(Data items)
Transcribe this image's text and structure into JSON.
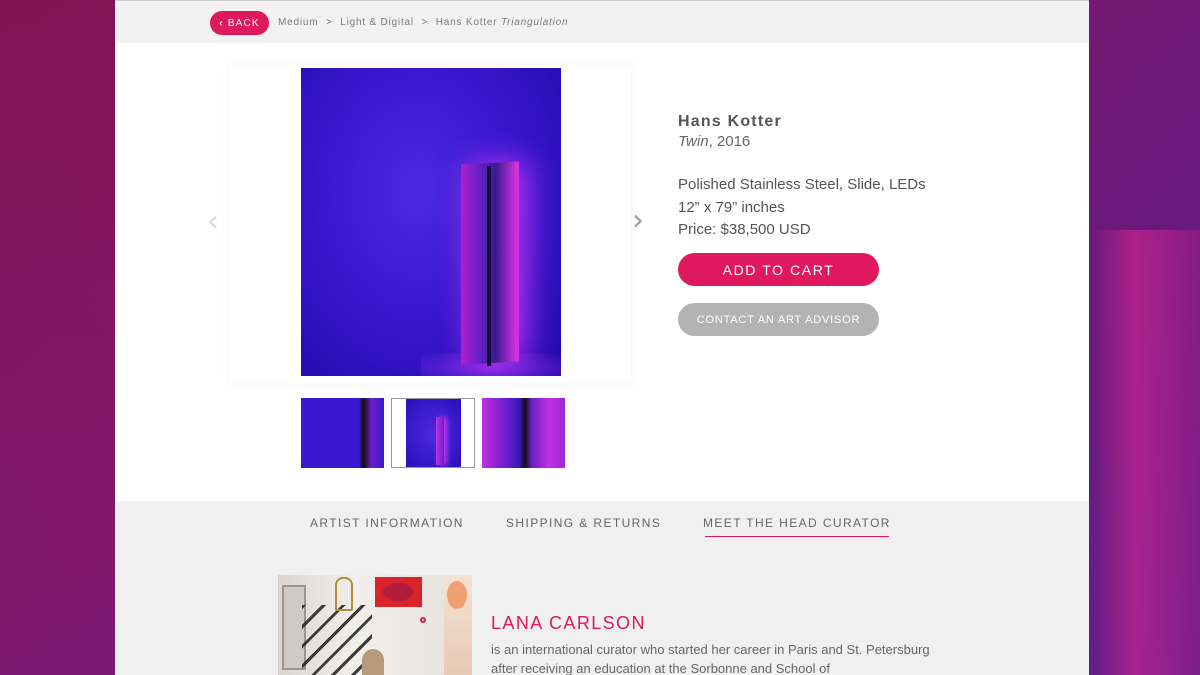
{
  "colors": {
    "accent": "#e0195e",
    "secondary_button": "#b3b3b3",
    "background": "#8a1660"
  },
  "nav": {
    "back_label": "BACK",
    "back_icon": "chevron-left-icon",
    "breadcrumb": {
      "medium": "Medium",
      "separator": ">",
      "category": "Light & Digital",
      "artist": "Hans Kotter",
      "series": "Triangulation"
    }
  },
  "gallery": {
    "prev_icon": "chevron-left-icon",
    "next_icon": "chevron-right-icon",
    "prev_glyph": "‹",
    "next_glyph": "›",
    "selected_thumbnail": 2
  },
  "artwork": {
    "artist": "Hans Kotter",
    "title": "Twin",
    "year_suffix": ", 2016",
    "materials": "Polished Stainless Steel, Slide, LEDs",
    "dimensions": "12” x 79” inches",
    "price": "Price: $38,500 USD"
  },
  "actions": {
    "add_to_cart": "ADD TO CART",
    "contact_advisor": "CONTACT AN ART ADVISOR"
  },
  "tabs": [
    {
      "label": "ARTIST INFORMATION",
      "active": false
    },
    {
      "label": "SHIPPING & RETURNS",
      "active": false
    },
    {
      "label": "MEET THE HEAD CURATOR",
      "active": true
    }
  ],
  "curator": {
    "name": "LANA CARLSON",
    "bio": "is an international curator who started her career in Paris and St. Petersburg after receiving an education at the Sorbonne and School of"
  }
}
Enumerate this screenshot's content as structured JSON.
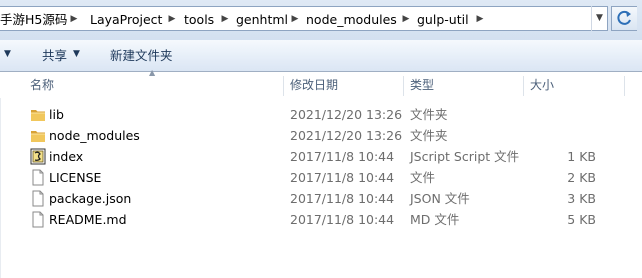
{
  "breadcrumb": [
    "手游H5源码",
    "LayaProject",
    "tools",
    "genhtml",
    "node_modules",
    "gulp-util"
  ],
  "toolbar": {
    "share_label": "共享",
    "new_folder_label": "新建文件夹"
  },
  "columns": {
    "name": "名称",
    "date": "修改日期",
    "type": "类型",
    "size": "大小"
  },
  "files": [
    {
      "name": "lib",
      "date": "2021/12/20 13:26",
      "type": "文件夹",
      "size": "",
      "icon": "folder-icon"
    },
    {
      "name": "node_modules",
      "date": "2021/12/20 13:26",
      "type": "文件夹",
      "size": "",
      "icon": "folder-icon"
    },
    {
      "name": "index",
      "date": "2017/11/8 10:44",
      "type": "JScript Script 文件",
      "size": "1 KB",
      "icon": "jscript-file-icon"
    },
    {
      "name": "LICENSE",
      "date": "2017/11/8 10:44",
      "type": "文件",
      "size": "2 KB",
      "icon": "blank-file-icon"
    },
    {
      "name": "package.json",
      "date": "2017/11/8 10:44",
      "type": "JSON 文件",
      "size": "3 KB",
      "icon": "blank-file-icon"
    },
    {
      "name": "README.md",
      "date": "2017/11/8 10:44",
      "type": "MD 文件",
      "size": "5 KB",
      "icon": "blank-file-icon"
    }
  ],
  "colors": {
    "folder": "#e8b84a",
    "header_text": "#4c607a",
    "toolbar_text": "#1e395b"
  }
}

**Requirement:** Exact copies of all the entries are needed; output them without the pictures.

**Response to the task:**
Transcribe this image's text and structure into JSON.
{
  "colors": {
    "accent": "#e0195e",
    "secondary_button": "#b3b3b3",
    "background": "#8a1660"
  },
  "nav": {
    "back_label": "BACK",
    "back_icon": "chevron-left-icon",
    "breadcrumb": {
      "medium": "Medium",
      "separator": ">",
      "category": "Light & Digital",
      "artist": "Hans Kotter",
      "series": "Triangulation"
    }
  },
  "gallery": {
    "prev_icon": "chevron-left-icon",
    "next_icon": "chevron-right-icon",
    "prev_glyph": "‹",
    "next_glyph": "›",
    "selected_thumbnail": 2
  },
  "artwork": {
    "artist": "Hans Kotter",
    "title": "Twin",
    "year_suffix": ", 2016",
    "materials": "Polished Stainless Steel, Slide, LEDs",
    "dimensions": "12” x 79” inches",
    "price": "Price: $38,500 USD"
  },
  "actions": {
    "add_to_cart": "ADD TO CART",
    "contact_advisor": "CONTACT AN ART ADVISOR"
  },
  "tabs": [
    {
      "label": "ARTIST INFORMATION",
      "active": false
    },
    {
      "label": "SHIPPING & RETURNS",
      "active": false
    },
    {
      "label": "MEET THE HEAD CURATOR",
      "active": true
    }
  ],
  "curator": {
    "name": "LANA CARLSON",
    "bio": "is an international curator who started her career in Paris and St. Petersburg after receiving an education at the Sorbonne and School of"
  }
}
Enumerate this screenshot's content as structured JSON.
{
  "breadcrumb": [
    "手游H5源码",
    "LayaProject",
    "tools",
    "genhtml",
    "node_modules",
    "gulp-util"
  ],
  "toolbar": {
    "share_label": "共享",
    "new_folder_label": "新建文件夹"
  },
  "columns": {
    "name": "名称",
    "date": "修改日期",
    "type": "类型",
    "size": "大小"
  },
  "files": [
    {
      "name": "lib",
      "date": "2021/12/20 13:26",
      "type": "文件夹",
      "size": "",
      "icon": "folder-icon"
    },
    {
      "name": "node_modules",
      "date": "2021/12/20 13:26",
      "type": "文件夹",
      "size": "",
      "icon": "folder-icon"
    },
    {
      "name": "index",
      "date": "2017/11/8 10:44",
      "type": "JScript Script 文件",
      "size": "1 KB",
      "icon": "jscript-file-icon"
    },
    {
      "name": "LICENSE",
      "date": "2017/11/8 10:44",
      "type": "文件",
      "size": "2 KB",
      "icon": "blank-file-icon"
    },
    {
      "name": "package.json",
      "date": "2017/11/8 10:44",
      "type": "JSON 文件",
      "size": "3 KB",
      "icon": "blank-file-icon"
    },
    {
      "name": "README.md",
      "date": "2017/11/8 10:44",
      "type": "MD 文件",
      "size": "5 KB",
      "icon": "blank-file-icon"
    }
  ],
  "colors": {
    "folder": "#e8b84a",
    "header_text": "#4c607a",
    "toolbar_text": "#1e395b"
  }
}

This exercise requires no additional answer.